At the beginning of every seminar year (July 1), Mary Kay rolls out new promotions. You’ll notice that the promotions are never about what you SELL, but only about what you ORDER from Mary Kay Inc.
The sales directors will tell you that’s because corporate can’t possibly track actual sales to customers, so this is their only way to reward consultants. And you shouldn’t order unless you’re selling anyway, they’ll probably say. Except during the year when they need production to finish a car or a level or some incentive, then the sales director will twist your arm to place an order (knowing darn well you won’t be able to sell those products).
Back when I was in Mary Kay (20 years ago!), they introduced “Consistency Club.” It was a way to get consultants to order every month, whether they needed it or not. “You don’t want to miss this month… you’re 3 months into your Consistency Club.”
In Mary Kay, units live or die by new recruits who order large inventory packages (that’s called frontloading a consultant). Those large orders are what meet the monthly minimums and the car production requirements. The orders from existing consultants are the “extra.” Odds are that the order placed by the new consultant will be the most she’ll ever order in Mary Kay. Most times, if a new consultant places an order of $1,800, she may place a couple more small orders, then she’ll be out of money or credit, won’t be able to sell the products already on the shelf, and she’ll quit. So the key for the director is to get that initial inventory order to be as large as possible, thus supporting the unit production that is needed of the month.
But there are consultants who hang on for months or years, placing little orders here or there. Consistency Club is a way to coax additional orders out of them. Below is the flyer for the next six months (July to December). If you order at least $600 wholesale each month ($3,600 total), you’ll get the key necklace. It’s supposed to be a badge of honor to wear that necklace at MK events and show everyone that you did completed a company challenge.
This necklace is something that MK is probably paying about $10 to $15 for, if not less. Let that sink in for a moment. A consultant orders $3,600 of product (probably much of it unneeded), and is given a $10 or $15 prize in return. That’s nonsense.

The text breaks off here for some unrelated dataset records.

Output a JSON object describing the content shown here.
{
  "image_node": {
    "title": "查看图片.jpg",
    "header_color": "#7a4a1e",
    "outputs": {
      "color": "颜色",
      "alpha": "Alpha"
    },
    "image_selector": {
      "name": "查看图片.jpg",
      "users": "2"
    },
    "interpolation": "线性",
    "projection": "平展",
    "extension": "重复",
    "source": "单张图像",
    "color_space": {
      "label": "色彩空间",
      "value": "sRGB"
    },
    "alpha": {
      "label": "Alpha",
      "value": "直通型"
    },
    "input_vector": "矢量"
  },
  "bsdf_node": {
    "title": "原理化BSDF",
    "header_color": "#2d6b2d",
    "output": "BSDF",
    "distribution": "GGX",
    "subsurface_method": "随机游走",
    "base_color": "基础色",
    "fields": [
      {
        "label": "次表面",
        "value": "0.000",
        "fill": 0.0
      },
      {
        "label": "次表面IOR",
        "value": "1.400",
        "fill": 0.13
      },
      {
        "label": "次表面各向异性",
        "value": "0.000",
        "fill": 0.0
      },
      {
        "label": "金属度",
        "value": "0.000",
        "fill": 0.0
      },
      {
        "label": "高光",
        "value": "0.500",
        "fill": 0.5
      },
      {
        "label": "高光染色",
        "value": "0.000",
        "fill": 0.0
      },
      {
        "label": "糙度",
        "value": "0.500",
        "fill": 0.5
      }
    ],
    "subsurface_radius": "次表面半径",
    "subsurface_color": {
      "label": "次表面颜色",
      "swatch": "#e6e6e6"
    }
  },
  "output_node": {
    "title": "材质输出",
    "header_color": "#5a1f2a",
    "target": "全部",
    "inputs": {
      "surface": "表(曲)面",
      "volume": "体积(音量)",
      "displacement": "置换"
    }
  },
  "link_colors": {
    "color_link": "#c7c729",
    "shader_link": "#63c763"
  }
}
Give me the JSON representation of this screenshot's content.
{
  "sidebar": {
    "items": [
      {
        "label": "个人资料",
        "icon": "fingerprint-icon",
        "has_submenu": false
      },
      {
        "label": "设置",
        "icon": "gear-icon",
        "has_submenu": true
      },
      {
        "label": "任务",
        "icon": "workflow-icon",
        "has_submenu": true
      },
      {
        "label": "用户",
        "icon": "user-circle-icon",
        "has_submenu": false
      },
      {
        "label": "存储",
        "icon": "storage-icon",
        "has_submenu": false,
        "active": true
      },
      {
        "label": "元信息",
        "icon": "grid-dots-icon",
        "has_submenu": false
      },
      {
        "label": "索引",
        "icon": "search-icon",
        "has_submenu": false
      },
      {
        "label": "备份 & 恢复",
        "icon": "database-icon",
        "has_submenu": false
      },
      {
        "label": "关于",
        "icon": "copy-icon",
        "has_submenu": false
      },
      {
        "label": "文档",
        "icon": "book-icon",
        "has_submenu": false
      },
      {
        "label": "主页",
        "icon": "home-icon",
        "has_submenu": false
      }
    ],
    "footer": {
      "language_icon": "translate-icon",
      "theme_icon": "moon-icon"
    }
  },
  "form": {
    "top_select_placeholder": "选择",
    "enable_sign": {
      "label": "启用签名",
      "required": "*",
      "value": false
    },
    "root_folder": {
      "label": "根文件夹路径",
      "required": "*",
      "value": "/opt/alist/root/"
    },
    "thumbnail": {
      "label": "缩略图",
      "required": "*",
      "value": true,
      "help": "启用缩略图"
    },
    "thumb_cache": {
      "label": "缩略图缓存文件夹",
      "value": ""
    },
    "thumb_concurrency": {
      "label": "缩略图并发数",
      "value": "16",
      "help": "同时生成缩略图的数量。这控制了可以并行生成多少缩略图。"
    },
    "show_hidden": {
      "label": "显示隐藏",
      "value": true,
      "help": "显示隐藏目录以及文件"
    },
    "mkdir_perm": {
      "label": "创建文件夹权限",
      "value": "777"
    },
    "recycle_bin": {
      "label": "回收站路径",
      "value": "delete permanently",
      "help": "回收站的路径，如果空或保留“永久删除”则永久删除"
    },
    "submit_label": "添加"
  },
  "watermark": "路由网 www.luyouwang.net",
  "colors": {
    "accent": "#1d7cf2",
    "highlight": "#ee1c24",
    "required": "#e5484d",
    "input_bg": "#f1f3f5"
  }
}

I know, I know. The Kaybot response is “you’re not supposed to order if you’re not selling” and “this prize is just something extra on top of all the money you made from selling those products.” Hogwash. The challenge is about ordering, not selling. And the actions of the directors contradict their statements about not ordering if you’re not selling, because they will certainly twist your arm to order when they need production, and they won’t give a darn if you’re selling or not.